A group of students are starting a Georgetown chapter of New Students for a Democratic Society (New SDS) this semester. Despite initial struggles with poor attendance, the organization has had more recent success and is planning a variety of activities for the rest of the school year.
According to the New SDS website, the society is a chapter-based radical student organization located at many high schools and colleges throughout the country. The organization started in 2006, modeling itself off of the original Students for a Democratic Society (SDS) that was active on college campuses throughout the 1960s.
Gabe Mielke (SFS ‘20), the founder of the Georgetown chapter, said he wanted to create a New SDS chapter at Georgetown because he felt that an umbrella leftist group was missing on campus. “We have a lot of specific social justice issue groups that focus on workers here on campus or reproductive health issues or a million and one different things,” Mielke said. “But we don’t have any sort of really broad student organizing group that focuses on organizing students for broader issues in the entire world.”
The group held its first meeting Sep. 14; however, only four students attended. Despite the lackluster attendance, Mielke wanted to continue trying to organize a chapter on campus. “The advice I’ve gotten from fellow SDSers from other campuses is that at the beginning, it’s very hard to get anyone involved because it’s such an obscure club and obscure organization,” he said.
Vincent DeLaurentis (SFS ‘17), a student who attended the first meeting was optimistic about the future of the club. “In my opinion a Marxist, political space at Georgetown is really needed,” he said. “But I think to get that going off the ground, it’s going to take a lot more sustained organizing and a lot more critical thought about what’s happening at the university and how people can best plug that kind of political ideology into it.”
Mielke continued advertising for the club with flyers in Red Square along as well as mentioning the group in other leftist spaces on campus, and as a result, a total of nine people attended the second meeting. Members discussed possible events including a book discussion club, speakers, debates, and the process of becoming an official student organization.
Mielke’s vision for the club includes working with existing social justice organizations on campus while also organizing around political issues in D.C. outside the front gates. However, he stressed that the club is democratically-run so any member can shape the club’s purpose. “The club itself would really decide how it goes,” Mielke said. “But what I would love to see happen is a large group of students who actively and regularly organize around events happening here in the D.C. area in terms of politics as well as lending their aid to the various social justice issue groups here on campus and their campaigns.”
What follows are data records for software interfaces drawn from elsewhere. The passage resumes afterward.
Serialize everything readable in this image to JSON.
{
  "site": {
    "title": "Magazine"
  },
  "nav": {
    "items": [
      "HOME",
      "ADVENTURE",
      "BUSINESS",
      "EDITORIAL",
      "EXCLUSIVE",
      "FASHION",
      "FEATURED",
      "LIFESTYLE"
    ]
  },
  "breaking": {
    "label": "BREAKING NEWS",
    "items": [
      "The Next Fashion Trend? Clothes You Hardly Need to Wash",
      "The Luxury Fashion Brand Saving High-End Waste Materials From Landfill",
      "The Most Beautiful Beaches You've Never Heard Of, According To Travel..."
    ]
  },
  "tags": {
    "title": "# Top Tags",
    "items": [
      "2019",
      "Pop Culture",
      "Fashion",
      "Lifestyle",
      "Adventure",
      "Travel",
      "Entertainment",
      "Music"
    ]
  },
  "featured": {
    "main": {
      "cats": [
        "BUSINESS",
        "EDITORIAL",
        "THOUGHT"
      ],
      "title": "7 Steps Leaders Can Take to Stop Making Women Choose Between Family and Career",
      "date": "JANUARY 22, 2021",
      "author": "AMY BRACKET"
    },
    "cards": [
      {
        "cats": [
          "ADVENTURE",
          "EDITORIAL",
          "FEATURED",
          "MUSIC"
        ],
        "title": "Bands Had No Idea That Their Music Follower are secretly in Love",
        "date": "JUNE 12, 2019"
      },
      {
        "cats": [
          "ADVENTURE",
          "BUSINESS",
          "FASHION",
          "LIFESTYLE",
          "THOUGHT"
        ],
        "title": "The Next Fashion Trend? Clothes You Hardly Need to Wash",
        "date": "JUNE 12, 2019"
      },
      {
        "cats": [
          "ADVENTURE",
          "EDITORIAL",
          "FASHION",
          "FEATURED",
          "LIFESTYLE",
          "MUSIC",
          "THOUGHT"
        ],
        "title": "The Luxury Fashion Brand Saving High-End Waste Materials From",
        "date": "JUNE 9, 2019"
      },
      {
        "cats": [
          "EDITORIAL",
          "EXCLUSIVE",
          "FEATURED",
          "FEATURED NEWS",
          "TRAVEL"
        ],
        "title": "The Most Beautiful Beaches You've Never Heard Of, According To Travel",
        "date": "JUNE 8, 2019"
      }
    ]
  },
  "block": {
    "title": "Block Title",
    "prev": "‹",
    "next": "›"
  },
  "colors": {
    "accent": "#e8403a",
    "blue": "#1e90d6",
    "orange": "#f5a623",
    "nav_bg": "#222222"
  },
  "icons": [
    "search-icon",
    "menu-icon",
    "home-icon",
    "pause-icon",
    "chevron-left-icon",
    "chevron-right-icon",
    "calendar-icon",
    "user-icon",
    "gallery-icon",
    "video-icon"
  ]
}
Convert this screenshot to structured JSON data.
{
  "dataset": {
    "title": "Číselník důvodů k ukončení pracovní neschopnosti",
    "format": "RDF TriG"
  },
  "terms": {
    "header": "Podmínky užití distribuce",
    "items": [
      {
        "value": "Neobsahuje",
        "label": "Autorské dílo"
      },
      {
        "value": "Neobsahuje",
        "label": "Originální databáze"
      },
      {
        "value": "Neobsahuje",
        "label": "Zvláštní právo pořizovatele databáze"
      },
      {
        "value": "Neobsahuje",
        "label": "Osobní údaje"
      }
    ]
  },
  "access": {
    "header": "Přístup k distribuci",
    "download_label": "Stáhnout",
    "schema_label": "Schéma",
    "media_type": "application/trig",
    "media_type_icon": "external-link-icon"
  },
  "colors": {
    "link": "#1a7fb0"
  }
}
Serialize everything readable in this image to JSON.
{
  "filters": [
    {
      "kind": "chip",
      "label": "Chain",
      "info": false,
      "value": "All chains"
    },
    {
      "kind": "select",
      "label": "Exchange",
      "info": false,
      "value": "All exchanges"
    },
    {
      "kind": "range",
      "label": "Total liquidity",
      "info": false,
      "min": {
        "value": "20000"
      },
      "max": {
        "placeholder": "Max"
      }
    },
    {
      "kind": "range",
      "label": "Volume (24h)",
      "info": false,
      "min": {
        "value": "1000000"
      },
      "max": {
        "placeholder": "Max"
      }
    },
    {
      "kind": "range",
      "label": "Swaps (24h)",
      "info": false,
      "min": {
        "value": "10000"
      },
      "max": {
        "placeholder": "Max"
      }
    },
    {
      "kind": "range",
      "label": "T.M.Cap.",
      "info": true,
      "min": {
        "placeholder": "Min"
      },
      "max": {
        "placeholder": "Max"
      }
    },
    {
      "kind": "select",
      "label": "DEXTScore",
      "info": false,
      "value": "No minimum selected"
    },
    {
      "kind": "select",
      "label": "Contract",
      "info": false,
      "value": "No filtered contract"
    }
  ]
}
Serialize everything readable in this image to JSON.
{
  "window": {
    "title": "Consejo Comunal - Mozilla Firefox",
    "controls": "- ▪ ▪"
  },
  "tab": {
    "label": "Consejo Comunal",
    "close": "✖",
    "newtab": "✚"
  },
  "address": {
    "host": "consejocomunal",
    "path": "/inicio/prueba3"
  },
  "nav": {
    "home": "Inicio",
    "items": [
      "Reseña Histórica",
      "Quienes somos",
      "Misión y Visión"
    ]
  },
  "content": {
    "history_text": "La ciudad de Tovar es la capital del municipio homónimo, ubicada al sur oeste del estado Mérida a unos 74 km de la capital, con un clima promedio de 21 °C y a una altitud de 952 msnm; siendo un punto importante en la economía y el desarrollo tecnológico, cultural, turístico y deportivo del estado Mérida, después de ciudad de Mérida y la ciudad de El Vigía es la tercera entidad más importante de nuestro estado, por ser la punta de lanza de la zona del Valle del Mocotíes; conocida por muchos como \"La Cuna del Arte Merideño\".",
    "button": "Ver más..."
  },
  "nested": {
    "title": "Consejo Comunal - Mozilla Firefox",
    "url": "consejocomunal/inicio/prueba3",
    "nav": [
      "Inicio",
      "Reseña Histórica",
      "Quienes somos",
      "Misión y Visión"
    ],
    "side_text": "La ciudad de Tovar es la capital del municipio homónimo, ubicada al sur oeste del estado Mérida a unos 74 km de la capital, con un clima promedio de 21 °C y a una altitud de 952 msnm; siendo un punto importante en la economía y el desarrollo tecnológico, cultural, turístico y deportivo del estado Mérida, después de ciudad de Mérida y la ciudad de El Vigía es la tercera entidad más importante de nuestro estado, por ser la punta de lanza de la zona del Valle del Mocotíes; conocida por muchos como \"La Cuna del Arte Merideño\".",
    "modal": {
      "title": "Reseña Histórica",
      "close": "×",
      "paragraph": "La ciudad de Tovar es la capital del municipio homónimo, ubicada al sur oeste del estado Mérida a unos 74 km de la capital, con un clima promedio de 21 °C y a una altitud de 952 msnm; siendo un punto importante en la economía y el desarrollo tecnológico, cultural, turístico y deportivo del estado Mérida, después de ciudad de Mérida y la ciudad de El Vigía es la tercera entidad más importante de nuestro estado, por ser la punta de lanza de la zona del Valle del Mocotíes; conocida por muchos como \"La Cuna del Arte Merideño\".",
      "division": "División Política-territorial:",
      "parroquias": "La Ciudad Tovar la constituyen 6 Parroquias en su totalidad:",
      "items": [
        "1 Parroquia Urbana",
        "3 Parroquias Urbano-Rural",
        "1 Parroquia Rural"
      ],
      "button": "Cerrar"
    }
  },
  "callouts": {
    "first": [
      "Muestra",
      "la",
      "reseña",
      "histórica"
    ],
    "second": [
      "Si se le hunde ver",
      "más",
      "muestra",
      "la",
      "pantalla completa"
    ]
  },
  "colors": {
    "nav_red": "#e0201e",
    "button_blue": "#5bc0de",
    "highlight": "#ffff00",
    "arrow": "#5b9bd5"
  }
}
According to Jordan Brown (COL ‘20) who attended the second meeting, the democratic nature of the club was something that stood out to her. “I really like the fact that we get to be part of making this organization what we want it to be because it’s just starting. So being able to put in our ideas, and it being very open, very friendly, very welcoming environment was great,” she said.
This chapter of the New SDS is not the organization’s first incarnation at Georgetown. According to Michael Kazin, a history professor at Georgetown who was also a co-chair of the Harvard SDS chapter as an undergraduate, there was an SDS chapter at Georgetown in the late 1960s.
“Georgetown was known as a place where, when anti-war demonstrations happened in Washington, people would come and stay here in the dorms, but there was no actual left-wing student organization I don’t think until pretty late in the ‘60s,” he said.
The 1960s organization on campus had several problems of its own. The House Committee on Internal Security investigated the organization in 1969 and were fraught with concerns about, among other things, a movie screening attempting to earn sympathy for the Black Panthers, a protest of the mayor of San Francisco’s visit to Georgetown, and discussions promoting socialism.
The commitment to leftist politics that inspired many students to join the organization at Georgetown in the 1960s continues to draw many student into the new chapter. “I think it’s important for us to have leftist organizations at a place like Georgetown. College campuses are always left-leaning from the rest of the world,” said Brown. “College campuses and college students have so much power … so I think it’s important to have an organization like this.”